▶ [Instructions to follow] Retype all of the records shown beneath this task, exactly as they stand.

▶ [Entries supplied]
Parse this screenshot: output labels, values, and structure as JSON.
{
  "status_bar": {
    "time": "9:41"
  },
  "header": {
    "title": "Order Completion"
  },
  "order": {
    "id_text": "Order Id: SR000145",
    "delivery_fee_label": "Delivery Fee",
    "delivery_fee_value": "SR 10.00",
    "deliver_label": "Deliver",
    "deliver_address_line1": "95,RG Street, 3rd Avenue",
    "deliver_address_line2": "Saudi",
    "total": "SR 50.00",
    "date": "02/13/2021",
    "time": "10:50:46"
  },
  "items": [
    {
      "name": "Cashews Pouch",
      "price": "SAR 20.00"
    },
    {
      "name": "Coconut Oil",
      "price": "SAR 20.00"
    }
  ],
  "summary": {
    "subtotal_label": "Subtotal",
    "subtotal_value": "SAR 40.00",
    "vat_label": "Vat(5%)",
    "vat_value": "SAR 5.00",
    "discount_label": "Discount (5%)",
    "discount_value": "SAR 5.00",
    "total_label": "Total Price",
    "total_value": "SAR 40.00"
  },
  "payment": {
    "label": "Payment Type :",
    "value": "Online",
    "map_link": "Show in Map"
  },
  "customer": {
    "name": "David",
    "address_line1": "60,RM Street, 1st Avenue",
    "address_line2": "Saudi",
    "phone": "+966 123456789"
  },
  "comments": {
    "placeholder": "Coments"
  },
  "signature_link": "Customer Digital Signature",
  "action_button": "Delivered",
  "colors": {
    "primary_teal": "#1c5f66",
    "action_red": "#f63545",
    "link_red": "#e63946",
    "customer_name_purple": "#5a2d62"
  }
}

▶ [Result]
Parse this screenshot: output labels, values, and structure as JSON.
{
  "status_bar": {
    "time": "9:41"
  },
  "header": {
    "title": "Order Completion"
  },
  "order": {
    "id_text": "Order Id: SR000145",
    "delivery_fee_label": "Delivery Fee",
    "delivery_fee_value": "SR 10.00",
    "deliver_label": "Deliver",
    "deliver_address_line1": "95,RG Street, 3rd Avenue",
    "deliver_address_line2": "Saudi",
    "total": "SR 50.00",
    "date": "02/13/2021",
    "time": "10:50:46"
  },
  "items": [
    {
      "name": "Cashews Pouch",
      "price": "SAR 20.00"
    },
    {
      "name": "Coconut Oil",
      "price": "SAR 20.00"
    }
  ],
  "summary": {
    "subtotal_label": "Subtotal",
    "subtotal_value": "SAR 40.00",
    "vat_label": "Vat(5%)",
    "vat_value": "SAR 5.00",
    "discount_label": "Discount (5%)",
    "discount_value": "SAR 5.00",
    "total_label": "Total Price",
    "total_value": "SAR 40.00"
  },
  "payment": {
    "label": "Payment Type :",
    "value": "Online",
    "map_link": "Show in Map"
  },
  "customer": {
    "name": "David",
    "address_line1": "60,RM Street, 1st Avenue",
    "address_line2": "Saudi",
    "phone": "+966 123456789"
  },
  "comments": {
    "placeholder": "Coments"
  },
  "signature_link": "Customer Digital Signature",
  "action_button": "Delivered",
  "colors": {
    "primary_teal": "#1c5f66",
    "action_red": "#f63545",
    "link_red": "#e63946",
    "customer_name_purple": "#5a2d62"
  }
}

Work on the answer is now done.